§ **Required work**
The data must be returned in full and exactly as given.

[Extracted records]
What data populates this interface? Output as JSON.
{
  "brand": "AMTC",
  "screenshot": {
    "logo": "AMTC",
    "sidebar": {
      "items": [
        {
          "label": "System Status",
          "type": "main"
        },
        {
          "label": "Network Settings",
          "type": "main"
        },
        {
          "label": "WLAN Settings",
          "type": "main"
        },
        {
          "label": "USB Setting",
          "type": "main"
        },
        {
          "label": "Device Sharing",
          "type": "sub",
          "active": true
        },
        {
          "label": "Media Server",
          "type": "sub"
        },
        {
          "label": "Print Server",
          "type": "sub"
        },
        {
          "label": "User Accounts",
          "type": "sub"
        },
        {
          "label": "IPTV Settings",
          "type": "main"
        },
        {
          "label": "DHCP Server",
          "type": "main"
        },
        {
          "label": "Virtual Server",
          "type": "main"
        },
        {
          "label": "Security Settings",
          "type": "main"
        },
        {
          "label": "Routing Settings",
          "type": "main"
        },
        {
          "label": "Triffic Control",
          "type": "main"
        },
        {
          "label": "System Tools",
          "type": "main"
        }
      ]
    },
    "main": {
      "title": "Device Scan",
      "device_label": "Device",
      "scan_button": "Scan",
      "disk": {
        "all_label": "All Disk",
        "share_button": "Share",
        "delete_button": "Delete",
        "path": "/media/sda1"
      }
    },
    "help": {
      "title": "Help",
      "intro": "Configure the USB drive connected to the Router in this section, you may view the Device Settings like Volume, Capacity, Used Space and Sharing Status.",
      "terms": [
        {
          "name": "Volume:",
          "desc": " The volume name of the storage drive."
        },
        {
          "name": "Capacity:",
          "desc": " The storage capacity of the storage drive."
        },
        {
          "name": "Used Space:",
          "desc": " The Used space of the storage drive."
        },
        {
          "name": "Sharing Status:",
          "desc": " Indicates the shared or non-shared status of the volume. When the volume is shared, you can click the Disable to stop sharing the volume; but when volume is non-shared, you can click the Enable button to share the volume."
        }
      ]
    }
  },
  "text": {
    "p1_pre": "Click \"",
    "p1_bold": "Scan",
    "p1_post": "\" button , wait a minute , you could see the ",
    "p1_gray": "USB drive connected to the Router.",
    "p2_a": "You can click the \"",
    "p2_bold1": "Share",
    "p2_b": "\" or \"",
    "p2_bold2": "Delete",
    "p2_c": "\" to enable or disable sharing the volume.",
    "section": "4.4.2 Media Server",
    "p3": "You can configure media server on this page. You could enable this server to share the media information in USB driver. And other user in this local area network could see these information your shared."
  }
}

§ **Solution to this exercise**
What data populates this interface? Output as JSON.
{
  "brand": "AMTC",
  "screenshot": {
    "logo": "AMTC",
    "sidebar": {
      "items": [
        {
          "label": "System Status",
          "type": "main"
        },
        {
          "label": "Network Settings",
          "type": "main"
        },
        {
          "label": "WLAN Settings",
          "type": "main"
        },
        {
          "label": "USB Setting",
          "type": "main"
        },
        {
          "label": "Device Sharing",
          "type": "sub",
          "active": true
        },
        {
          "label": "Media Server",
          "type": "sub"
        },
        {
          "label": "Print Server",
          "type": "sub"
        },
        {
          "label": "User Accounts",
          "type": "sub"
        },
        {
          "label": "IPTV Settings",
          "type": "main"
        },
        {
          "label": "DHCP Server",
          "type": "main"
        },
        {
          "label": "Virtual Server",
          "type": "main"
        },
        {
          "label": "Security Settings",
          "type": "main"
        },
        {
          "label": "Routing Settings",
          "type": "main"
        },
        {
          "label": "Triffic Control",
          "type": "main"
        },
        {
          "label": "System Tools",
          "type": "main"
        }
      ]
    },
    "main": {
      "title": "Device Scan",
      "device_label": "Device",
      "scan_button": "Scan",
      "disk": {
        "all_label": "All Disk",
        "share_button": "Share",
        "delete_button": "Delete",
        "path": "/media/sda1"
      }
    },
    "help": {
      "title": "Help",
      "intro": "Configure the USB drive connected to the Router in this section, you may view the Device Settings like Volume, Capacity, Used Space and Sharing Status.",
      "terms": [
        {
          "name": "Volume:",
          "desc": " The volume name of the storage drive."
        },
        {
          "name": "Capacity:",
          "desc": " The storage capacity of the storage drive."
        },
        {
          "name": "Used Space:",
          "desc": " The Used space of the storage drive."
        },
        {
          "name": "Sharing Status:",
          "desc": " Indicates the shared or non-shared status of the volume. When the volume is shared, you can click the Disable to stop sharing the volume; but when volume is non-shared, you can click the Enable button to share the volume."
        }
      ]
    }
  },
  "text": {
    "p1_pre": "Click \"",
    "p1_bold": "Scan",
    "p1_post": "\" button , wait a minute , you could see the ",
    "p1_gray": "USB drive connected to the Router.",
    "p2_a": "You can click the \"",
    "p2_bold1": "Share",
    "p2_b": "\" or \"",
    "p2_bold2": "Delete",
    "p2_c": "\" to enable or disable sharing the volume.",
    "section": "4.4.2 Media Server",
    "p3": "You can configure media server on this page. You could enable this server to share the media information in USB driver. And other user in this local area network could see these information your shared."
  }
}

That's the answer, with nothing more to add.